The National Geographic Channel is exploring the Iraq War. Recently, the network announced they’ve ordered a series based on the book The Long Road Home.
By Martha Raddatz, the nonfiction book chronicles “a heroic fight for survival during the Iraq War when the First Cavalry Division from Fort Hood, Texas, was ferociously ambushed on April 4, 2004, in Sadr City, Baghdad – a day that came to be known in military annals as “Black Sunday.””
Mikko Alanne is writing the event series and executive producing alongside Mike Medavoy, Jason Clark, Benjamin Anderson and Edward McGurn.
Read more below:
WASHINGTON & LOS ANGELES — National Geographic Channel executive vice president and head of global scripted programming and development Carolyn Bernstein announced today ahead of its TCA session that the network has picked up the global scripted miniseries The Long Road Home, based on the New York Times best-seller from Martha Raddatz. First announced as a development deal in November, the network has officially greenlit the eight-hour event series with executive producers Mike Medavoy, Jason Clark, Benjamin Anderson and Edward McGurn. Screenwriter Mikko Alanne (“The 33”) is adapting and also executive producing this epic story of survival for television. Production will begin in early 2017 and is slated to air later in the year in 440 million homes in 171 countries and in 45 languages.
Hailed by critics as “a masterpiece of literary nonfiction that rivals any war-related classic that has preceded it” and “a truly great book about men, women and raw courage,” The Long Road Home will relive a heroic fight for survival during the Iraq War when the First Cavalry Division from Fort Hood, Texas, was ferociously ambushed on April 4, 2004, in Sadr City, Baghdad – a day that came to be known in military annals as “Black Sunday.”
The event series will cut between the soldiers on the ground and the homefront in Texas, where their wives and families await news for 48 hellish hours, expecting the worst.
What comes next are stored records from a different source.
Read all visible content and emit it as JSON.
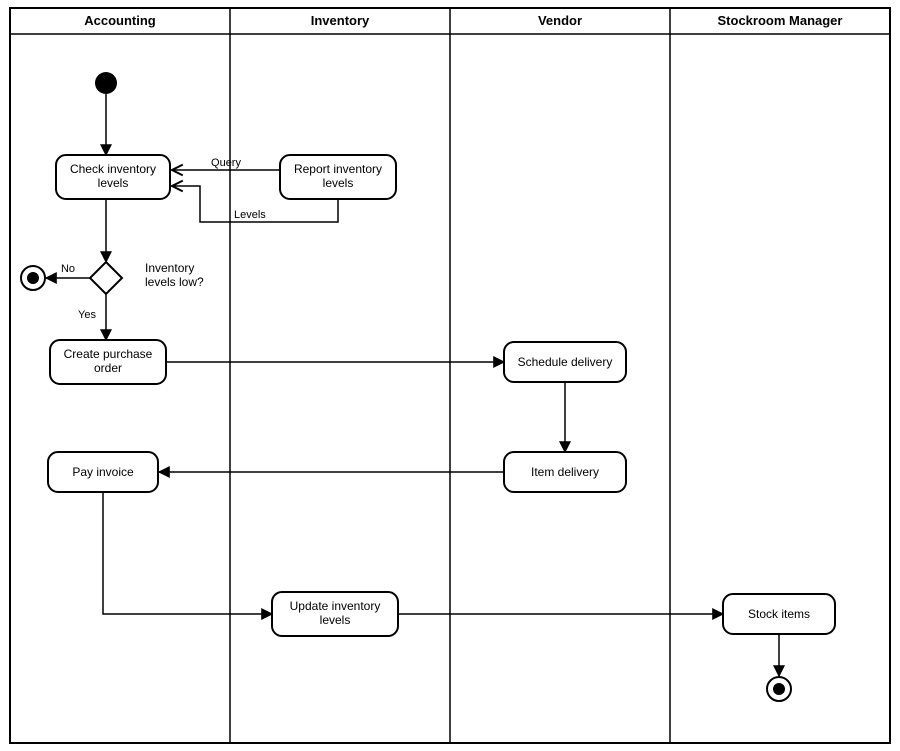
{
  "swimlanes": [
    {
      "id": "accounting",
      "label": "Accounting"
    },
    {
      "id": "inventory",
      "label": "Inventory"
    },
    {
      "id": "vendor",
      "label": "Vendor"
    },
    {
      "id": "stockroom",
      "label": "Stockroom Manager"
    }
  ],
  "nodes": {
    "check_inventory": "Check inventory levels",
    "report_inventory": "Report inventory levels",
    "decision_label": "Inventory levels low?",
    "create_po": "Create purchase order",
    "schedule_delivery": "Schedule delivery",
    "item_delivery": "Item delivery",
    "pay_invoice": "Pay invoice",
    "update_inventory": "Update inventory levels",
    "stock_items": "Stock items"
  },
  "edges": {
    "query": "Query",
    "levels": "Levels",
    "no": "No",
    "yes": "Yes"
  }
}
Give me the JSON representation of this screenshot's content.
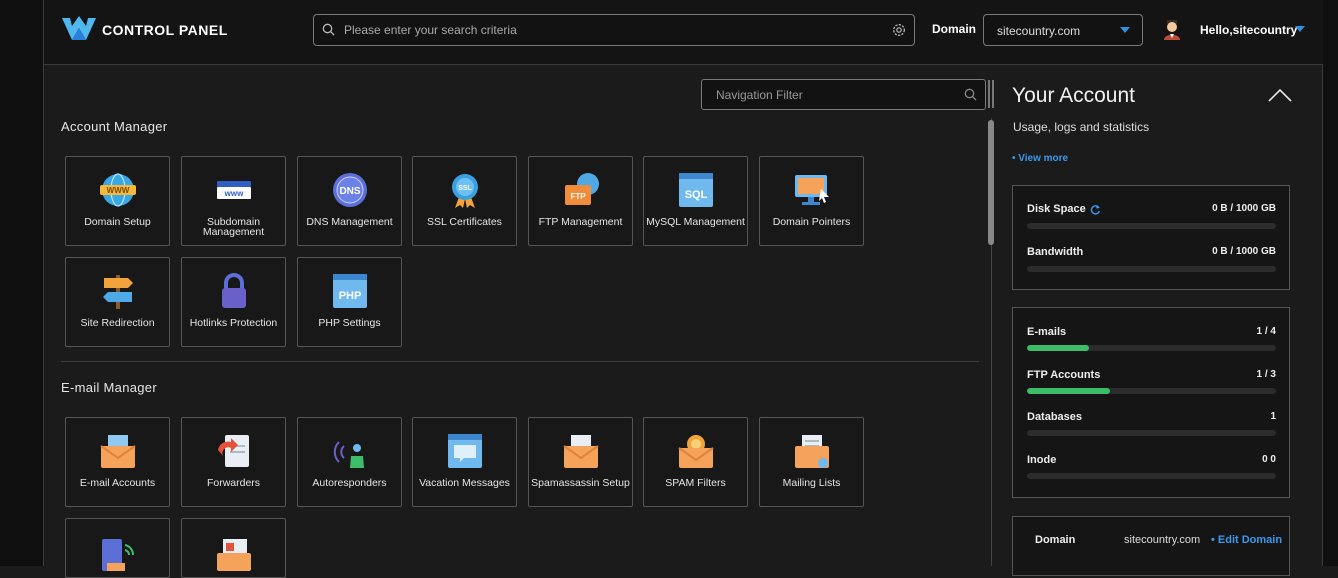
{
  "header": {
    "brand": "CONTROL PANEL",
    "search_placeholder": "Please enter your search criteria",
    "domain_label": "Domain",
    "domain_value": "sitecountry.com",
    "greeting": "Hello,sitecountry"
  },
  "nav_filter": {
    "placeholder": "Navigation Filter"
  },
  "account_manager": {
    "title": "Account Manager",
    "items": [
      {
        "label": "Domain Setup",
        "icon": "globe-www-icon"
      },
      {
        "label": "Subdomain Management",
        "icon": "subdomain-icon"
      },
      {
        "label": "DNS Management",
        "icon": "dns-globe-icon"
      },
      {
        "label": "SSL Certificates",
        "icon": "ssl-badge-icon"
      },
      {
        "label": "FTP Management",
        "icon": "ftp-folder-icon"
      },
      {
        "label": "MySQL Management",
        "icon": "sql-window-icon"
      },
      {
        "label": "Domain Pointers",
        "icon": "monitor-pointer-icon"
      },
      {
        "label": "Site Redirection",
        "icon": "signpost-icon"
      },
      {
        "label": "Hotlinks Protection",
        "icon": "padlock-icon"
      },
      {
        "label": "PHP Settings",
        "icon": "php-window-icon"
      }
    ]
  },
  "email_manager": {
    "title": "E-mail Manager",
    "items": [
      {
        "label": "E-mail Accounts",
        "icon": "envelope-icon"
      },
      {
        "label": "Forwarders",
        "icon": "forward-document-icon"
      },
      {
        "label": "Autoresponders",
        "icon": "broadcast-person-icon"
      },
      {
        "label": "Vacation Messages",
        "icon": "vacation-window-icon"
      },
      {
        "label": "Spamassassin Setup",
        "icon": "spam-envelope-icon"
      },
      {
        "label": "SPAM Filters",
        "icon": "filter-envelope-icon"
      },
      {
        "label": "Mailing Lists",
        "icon": "mailing-list-icon"
      },
      {
        "label": "",
        "icon": "wireless-device-icon"
      },
      {
        "label": "",
        "icon": "newsletter-icon"
      }
    ]
  },
  "account_panel": {
    "title": "Your Account",
    "subtitle": "Usage, logs and statistics",
    "view_more": "• View more",
    "resources": [
      {
        "name": "Disk Space",
        "value": "0 B / 1000 GB",
        "fill": 0
      },
      {
        "name": "Bandwidth",
        "value": "0 B / 1000 GB",
        "fill": 0
      }
    ],
    "limits": [
      {
        "name": "E-mails",
        "value": "1 / 4",
        "fill": 0.25
      },
      {
        "name": "FTP Accounts",
        "value": "1 / 3",
        "fill": 0.333
      },
      {
        "name": "Databases",
        "value": "1",
        "fill": 0
      },
      {
        "name": "Inode",
        "value": "0 0",
        "fill": 0
      }
    ],
    "domain_info": {
      "label": "Domain",
      "value": "sitecountry.com",
      "edit": "• Edit Domain"
    }
  },
  "colors": {
    "accent": "#3b98f0",
    "progress": "#3dbd6a",
    "background": "#1b1b1b"
  }
}
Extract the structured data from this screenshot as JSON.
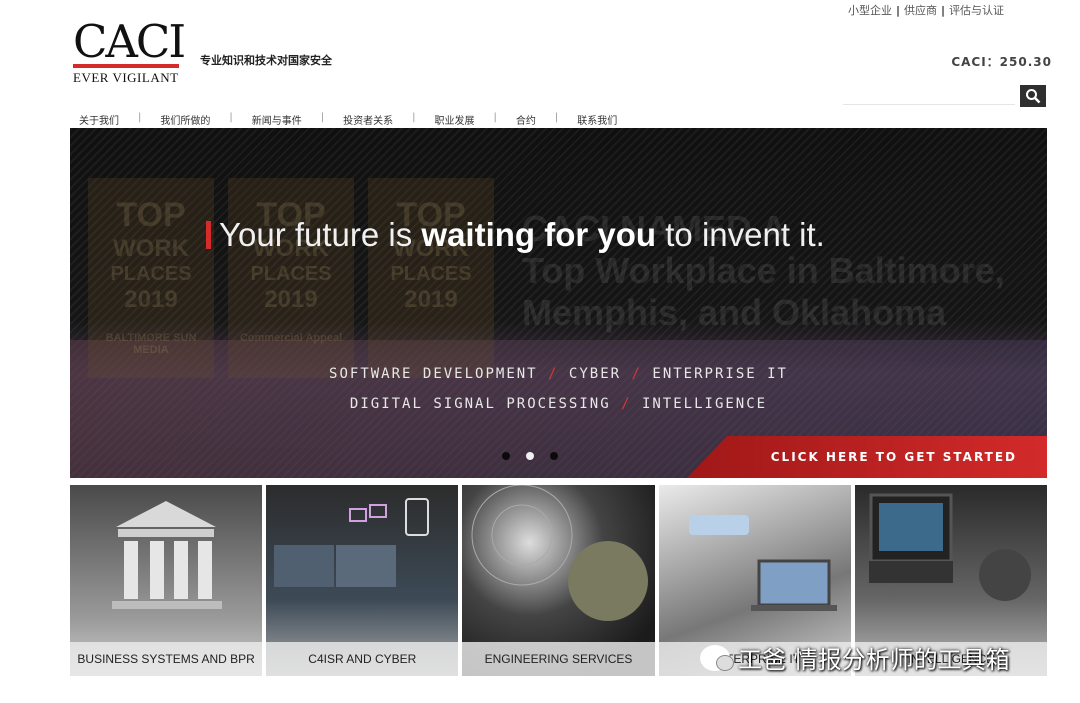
{
  "util_links": [
    "小型企业",
    "供应商",
    "评估与认证"
  ],
  "logo": {
    "word": "CACI",
    "tagline": "EVER VIGILANT",
    "accent_color": "#d42a2a"
  },
  "tagline": "专业知识和技术对国家安全",
  "stock": "CACI：250.30",
  "search": {
    "placeholder": "",
    "icon": "search-icon"
  },
  "nav": [
    "关于我们",
    "我们所做的",
    "新闻与事件",
    "投资者关系",
    "职业发展",
    "合约",
    "联系我们"
  ],
  "hero": {
    "background_text": [
      "CACI NAMED A",
      "Top Workplace in Baltimore,",
      "Memphis, and Oklahoma"
    ],
    "badges": [
      {
        "lines": [
          "TOP",
          "WORK",
          "PLACES",
          "2019"
        ],
        "source": "BALTIMORE SUN MEDIA"
      },
      {
        "lines": [
          "TOP",
          "WORK",
          "PLACES",
          "2019"
        ],
        "source": "Commercial Appeal"
      },
      {
        "lines": [
          "TOP",
          "WORK",
          "PLACES",
          "2019"
        ],
        "source": ""
      }
    ],
    "headline": {
      "pre": "Your future is",
      "bold": "waiting for you",
      "post": "to invent it."
    },
    "services_line1": [
      "SOFTWARE DEVELOPMENT",
      "CYBER",
      "ENTERPRISE IT"
    ],
    "services_line2": [
      "DIGITAL SIGNAL PROCESSING",
      "INTELLIGENCE"
    ],
    "slash": "/",
    "carousel": {
      "count": 3,
      "active": 2
    },
    "cta": "CLICK HERE TO GET STARTED"
  },
  "tiles": [
    "BUSINESS SYSTEMS AND BPR",
    "C4ISR AND CYBER",
    "ENGINEERING SERVICES",
    "ENTERPRISE IT",
    "INTELLIGENCE"
  ],
  "watermark": "工爸 情报分析师的工具箱"
}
The incident, which took place 11 months after President George W. Bush’s “Mission Accomplished” speech, changed the American military’s view of Iraq from a peacekeeping mission to a fight against domestic insurgents.
“With The Long Road Home, we’re going to tell the inspiring story of the selfless heroism and bravery of U.S. soldiers in extraordinary and terrifying circumstances. We’re also going to shine a light on the sisterhood formed by their wives on the homefront as they rally around each other awaiting news of their husbands’ fates,” said Bernstein. “We are so pleased to partner with Mike Medavoy, a producer with a remarkable list of credits, including some of cinema’s most iconic military dramas, along with Jason Clark, president of Seth MacFarlane’s Fuzzy Door Productions, and Mikko Alanne to bring the universal and timeless story of these courageous warriors and their equally courageous wives to Nat Geo.”
“By partnering with National Geographic and Jason, and with Mikko as our skillful storyteller, we hope to tell a visceral story of courage and survival,” said Medavoy. “We’re going to tap into the global audience that only National Geographic can provide to tell the dramatic story of the inspiring and unforgettable events of ‘Black Sunday.'”
“Chronicling every moment of this unexpected day, we are not only capturing a remarkable story of bravery and survival of these soldiers and revealing the anguish of their families at home, but also showing the triumph of the human spirit against incalculable odds,” said Clark.
“Writing about this battle, which came so suddenly for the soldiers who had just days before been in the embrace of their loved ones, has been the most profound experience I have had as a journalist. The courage I witnessed, the heartache and the survival of spirit both on the battlefield and the homefront, is something I wanted to share with as many people as possible,” said Raddatz. “I am thrilled that National Geographic, along with this incredible team of producers, is going to expand the audience for this epic tale of heroism and sacrifice. These soldiers and their families could not be in better hands.”
“The Long Road Home is an unforgettable account of extraordinary courage before impossible odds, but also a universal and timeless story of men and women facing war for the first time in their lives. This series truly illuminates what sacrifice and bravery mean to our nation’s military families,” said Alanne.
“It’s a privilege to be producing such an important and meaningful event in our recent history,” said Anderson. “By telling this story, we can honor the brave men and women who live a life of service for our country, as well as the families that stand by them while they do it.”
“This is a story about bravery, brotherhood and the heroic sacrifices we ask our armed forces and their families to make in our name. Through the prism of this one battle, our goal with The Long Road Home is to portray the totality of the experience of war, from both sides of the struggle, in a way that only a large-canvas, eight-hour format can afford,” said McGurn, who worked with Alanne on “The 33″ as a producer and has been working with him on this project.”
What do you think? Have you read The Long Road Home? Will you watch the series?